TO DO: Find every line in the records below that holds the word "Stream", and copy it out.

INPUT:
================

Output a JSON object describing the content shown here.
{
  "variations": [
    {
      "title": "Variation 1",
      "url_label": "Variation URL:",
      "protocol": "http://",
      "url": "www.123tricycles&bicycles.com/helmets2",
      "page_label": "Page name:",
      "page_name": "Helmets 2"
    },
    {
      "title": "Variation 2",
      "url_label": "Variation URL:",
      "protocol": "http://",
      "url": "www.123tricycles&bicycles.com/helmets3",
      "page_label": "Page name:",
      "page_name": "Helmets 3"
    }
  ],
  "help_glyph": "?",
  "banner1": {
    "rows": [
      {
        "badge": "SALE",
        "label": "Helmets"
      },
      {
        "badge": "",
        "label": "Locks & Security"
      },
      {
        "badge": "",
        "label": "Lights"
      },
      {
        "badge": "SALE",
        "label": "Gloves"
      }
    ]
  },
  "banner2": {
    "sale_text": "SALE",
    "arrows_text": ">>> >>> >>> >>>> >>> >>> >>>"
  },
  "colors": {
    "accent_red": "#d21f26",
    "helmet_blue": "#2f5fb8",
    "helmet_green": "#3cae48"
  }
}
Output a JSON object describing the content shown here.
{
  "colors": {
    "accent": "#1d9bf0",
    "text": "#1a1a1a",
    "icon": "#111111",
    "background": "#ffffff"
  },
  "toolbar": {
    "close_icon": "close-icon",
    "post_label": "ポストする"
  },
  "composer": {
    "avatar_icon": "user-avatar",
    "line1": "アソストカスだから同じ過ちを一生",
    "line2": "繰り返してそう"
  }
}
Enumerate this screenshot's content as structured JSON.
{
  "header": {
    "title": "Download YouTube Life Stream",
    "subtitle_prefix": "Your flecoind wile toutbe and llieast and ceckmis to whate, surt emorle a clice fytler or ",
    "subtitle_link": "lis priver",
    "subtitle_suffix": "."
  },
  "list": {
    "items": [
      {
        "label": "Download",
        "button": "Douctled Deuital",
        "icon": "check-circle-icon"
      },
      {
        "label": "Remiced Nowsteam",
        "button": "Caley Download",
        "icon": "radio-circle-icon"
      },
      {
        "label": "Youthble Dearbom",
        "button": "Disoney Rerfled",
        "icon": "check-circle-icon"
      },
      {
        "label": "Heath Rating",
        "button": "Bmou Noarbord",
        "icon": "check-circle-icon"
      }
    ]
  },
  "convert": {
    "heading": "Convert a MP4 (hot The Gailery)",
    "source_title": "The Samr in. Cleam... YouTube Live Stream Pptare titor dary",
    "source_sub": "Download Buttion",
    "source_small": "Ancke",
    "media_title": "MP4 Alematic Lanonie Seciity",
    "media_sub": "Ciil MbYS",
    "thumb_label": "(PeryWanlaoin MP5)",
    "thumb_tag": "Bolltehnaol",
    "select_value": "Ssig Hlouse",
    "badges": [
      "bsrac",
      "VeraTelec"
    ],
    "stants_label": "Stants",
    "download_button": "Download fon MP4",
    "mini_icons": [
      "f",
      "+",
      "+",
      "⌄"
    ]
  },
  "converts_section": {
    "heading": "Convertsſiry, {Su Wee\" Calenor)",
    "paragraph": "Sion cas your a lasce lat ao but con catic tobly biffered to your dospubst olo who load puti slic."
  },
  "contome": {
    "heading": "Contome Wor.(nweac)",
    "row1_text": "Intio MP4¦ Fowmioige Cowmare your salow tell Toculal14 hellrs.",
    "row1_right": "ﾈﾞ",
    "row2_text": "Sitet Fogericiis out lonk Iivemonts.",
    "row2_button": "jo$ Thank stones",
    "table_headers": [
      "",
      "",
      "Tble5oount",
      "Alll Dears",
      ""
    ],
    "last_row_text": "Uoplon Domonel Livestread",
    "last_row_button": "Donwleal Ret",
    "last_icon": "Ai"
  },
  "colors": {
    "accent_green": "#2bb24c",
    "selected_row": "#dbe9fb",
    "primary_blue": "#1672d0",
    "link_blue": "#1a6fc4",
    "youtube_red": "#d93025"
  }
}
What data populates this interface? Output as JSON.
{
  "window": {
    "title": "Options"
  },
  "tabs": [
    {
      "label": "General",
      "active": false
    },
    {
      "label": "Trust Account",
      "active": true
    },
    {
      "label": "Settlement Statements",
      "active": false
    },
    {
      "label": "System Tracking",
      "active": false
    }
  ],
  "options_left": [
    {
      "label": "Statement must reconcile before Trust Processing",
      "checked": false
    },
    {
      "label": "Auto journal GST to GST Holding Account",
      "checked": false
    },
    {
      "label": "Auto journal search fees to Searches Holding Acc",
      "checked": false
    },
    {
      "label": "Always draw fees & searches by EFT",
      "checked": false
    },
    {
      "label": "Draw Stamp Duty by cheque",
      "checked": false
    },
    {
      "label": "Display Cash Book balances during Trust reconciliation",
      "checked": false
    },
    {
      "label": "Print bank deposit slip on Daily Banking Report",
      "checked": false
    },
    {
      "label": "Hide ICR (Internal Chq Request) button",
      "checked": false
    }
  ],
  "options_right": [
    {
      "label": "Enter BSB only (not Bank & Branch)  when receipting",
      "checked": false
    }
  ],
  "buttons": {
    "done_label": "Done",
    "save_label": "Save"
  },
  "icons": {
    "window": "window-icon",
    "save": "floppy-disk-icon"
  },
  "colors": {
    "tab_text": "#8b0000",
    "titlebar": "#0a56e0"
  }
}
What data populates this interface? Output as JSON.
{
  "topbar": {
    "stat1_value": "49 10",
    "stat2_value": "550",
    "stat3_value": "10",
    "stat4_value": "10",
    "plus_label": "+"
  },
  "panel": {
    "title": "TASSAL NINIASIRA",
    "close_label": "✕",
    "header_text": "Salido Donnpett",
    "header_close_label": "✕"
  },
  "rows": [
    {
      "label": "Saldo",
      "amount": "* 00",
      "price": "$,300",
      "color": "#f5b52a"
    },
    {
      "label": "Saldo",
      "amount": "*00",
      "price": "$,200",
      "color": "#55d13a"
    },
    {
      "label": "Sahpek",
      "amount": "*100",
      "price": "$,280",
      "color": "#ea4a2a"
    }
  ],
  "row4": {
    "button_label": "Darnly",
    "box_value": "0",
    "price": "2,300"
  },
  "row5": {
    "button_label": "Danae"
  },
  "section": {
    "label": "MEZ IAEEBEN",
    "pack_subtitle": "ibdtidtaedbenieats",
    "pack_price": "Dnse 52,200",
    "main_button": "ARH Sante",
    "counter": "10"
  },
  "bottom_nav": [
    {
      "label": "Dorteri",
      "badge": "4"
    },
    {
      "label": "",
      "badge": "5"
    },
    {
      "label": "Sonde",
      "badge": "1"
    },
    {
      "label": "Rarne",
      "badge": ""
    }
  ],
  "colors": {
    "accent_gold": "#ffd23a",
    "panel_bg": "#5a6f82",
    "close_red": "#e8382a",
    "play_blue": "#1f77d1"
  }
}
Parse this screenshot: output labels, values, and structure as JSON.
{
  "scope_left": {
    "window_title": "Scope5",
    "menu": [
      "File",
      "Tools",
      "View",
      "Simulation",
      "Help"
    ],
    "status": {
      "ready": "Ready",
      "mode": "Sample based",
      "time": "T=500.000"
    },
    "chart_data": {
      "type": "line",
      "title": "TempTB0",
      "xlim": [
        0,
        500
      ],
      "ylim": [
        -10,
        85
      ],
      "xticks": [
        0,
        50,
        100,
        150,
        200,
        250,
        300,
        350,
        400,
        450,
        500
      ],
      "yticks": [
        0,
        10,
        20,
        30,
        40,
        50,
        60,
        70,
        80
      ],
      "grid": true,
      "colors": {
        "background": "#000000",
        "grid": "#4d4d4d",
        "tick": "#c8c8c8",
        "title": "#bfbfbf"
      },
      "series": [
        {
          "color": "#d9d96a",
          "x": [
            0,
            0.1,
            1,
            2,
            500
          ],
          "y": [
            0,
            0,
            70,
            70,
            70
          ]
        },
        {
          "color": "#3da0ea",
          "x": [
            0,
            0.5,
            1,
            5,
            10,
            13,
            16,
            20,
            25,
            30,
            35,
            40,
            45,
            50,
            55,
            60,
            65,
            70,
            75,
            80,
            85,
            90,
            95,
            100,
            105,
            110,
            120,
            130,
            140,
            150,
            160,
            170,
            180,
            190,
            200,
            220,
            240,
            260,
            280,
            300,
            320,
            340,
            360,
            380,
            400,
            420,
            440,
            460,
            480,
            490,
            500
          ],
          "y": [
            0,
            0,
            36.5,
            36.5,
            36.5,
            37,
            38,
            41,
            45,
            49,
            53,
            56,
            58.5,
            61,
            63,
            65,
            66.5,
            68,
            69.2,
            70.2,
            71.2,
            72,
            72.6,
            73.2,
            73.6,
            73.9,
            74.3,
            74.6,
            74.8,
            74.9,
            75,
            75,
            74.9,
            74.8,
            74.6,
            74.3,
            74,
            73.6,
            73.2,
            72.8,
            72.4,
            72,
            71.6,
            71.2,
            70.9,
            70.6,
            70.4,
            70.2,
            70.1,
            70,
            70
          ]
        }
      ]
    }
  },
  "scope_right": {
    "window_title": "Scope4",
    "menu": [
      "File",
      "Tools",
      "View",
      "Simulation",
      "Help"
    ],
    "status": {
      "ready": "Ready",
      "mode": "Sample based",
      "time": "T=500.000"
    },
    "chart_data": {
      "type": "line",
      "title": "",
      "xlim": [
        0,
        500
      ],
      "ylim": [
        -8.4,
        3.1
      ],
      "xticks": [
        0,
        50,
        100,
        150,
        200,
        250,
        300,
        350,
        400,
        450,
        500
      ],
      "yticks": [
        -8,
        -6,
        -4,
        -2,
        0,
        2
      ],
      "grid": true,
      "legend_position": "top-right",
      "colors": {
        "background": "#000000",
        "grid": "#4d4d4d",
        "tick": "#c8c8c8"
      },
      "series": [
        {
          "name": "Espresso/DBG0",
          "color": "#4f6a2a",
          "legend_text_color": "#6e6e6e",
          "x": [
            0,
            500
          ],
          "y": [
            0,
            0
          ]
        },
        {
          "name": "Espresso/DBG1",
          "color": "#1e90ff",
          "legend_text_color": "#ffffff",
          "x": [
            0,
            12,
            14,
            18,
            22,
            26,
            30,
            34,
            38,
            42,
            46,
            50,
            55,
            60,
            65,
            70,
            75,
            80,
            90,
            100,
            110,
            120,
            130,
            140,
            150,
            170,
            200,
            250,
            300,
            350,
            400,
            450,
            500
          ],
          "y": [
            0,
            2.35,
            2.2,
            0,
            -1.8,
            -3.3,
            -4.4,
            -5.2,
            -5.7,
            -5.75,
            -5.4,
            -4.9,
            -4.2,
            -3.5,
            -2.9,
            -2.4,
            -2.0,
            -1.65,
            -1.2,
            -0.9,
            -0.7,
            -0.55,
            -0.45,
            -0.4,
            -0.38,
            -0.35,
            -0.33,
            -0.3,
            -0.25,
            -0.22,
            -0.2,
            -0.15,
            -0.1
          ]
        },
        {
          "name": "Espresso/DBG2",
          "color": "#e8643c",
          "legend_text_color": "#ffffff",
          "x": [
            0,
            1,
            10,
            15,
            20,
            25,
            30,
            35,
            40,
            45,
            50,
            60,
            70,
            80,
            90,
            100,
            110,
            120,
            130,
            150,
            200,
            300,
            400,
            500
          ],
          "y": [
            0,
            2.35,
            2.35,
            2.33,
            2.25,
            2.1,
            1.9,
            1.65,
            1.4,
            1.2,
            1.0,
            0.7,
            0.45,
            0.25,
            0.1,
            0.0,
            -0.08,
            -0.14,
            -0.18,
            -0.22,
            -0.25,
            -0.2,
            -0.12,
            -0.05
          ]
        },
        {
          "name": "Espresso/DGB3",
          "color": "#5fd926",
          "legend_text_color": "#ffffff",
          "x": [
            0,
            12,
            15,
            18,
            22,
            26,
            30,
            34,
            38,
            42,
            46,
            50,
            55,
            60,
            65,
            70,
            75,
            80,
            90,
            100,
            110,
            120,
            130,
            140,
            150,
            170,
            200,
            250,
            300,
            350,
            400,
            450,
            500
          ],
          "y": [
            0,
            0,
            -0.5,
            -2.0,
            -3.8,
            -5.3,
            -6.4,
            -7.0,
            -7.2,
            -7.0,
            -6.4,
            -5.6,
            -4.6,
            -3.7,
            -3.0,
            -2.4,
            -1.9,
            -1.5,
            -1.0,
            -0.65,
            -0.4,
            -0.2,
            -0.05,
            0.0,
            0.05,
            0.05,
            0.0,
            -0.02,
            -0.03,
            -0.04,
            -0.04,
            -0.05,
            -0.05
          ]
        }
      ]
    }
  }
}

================

TASK RESPONSE:
    "title": "Download YouTube Life Stream",
    "source_title": "The Samr in. Cleam... YouTube Live Stream Pptare titor dary",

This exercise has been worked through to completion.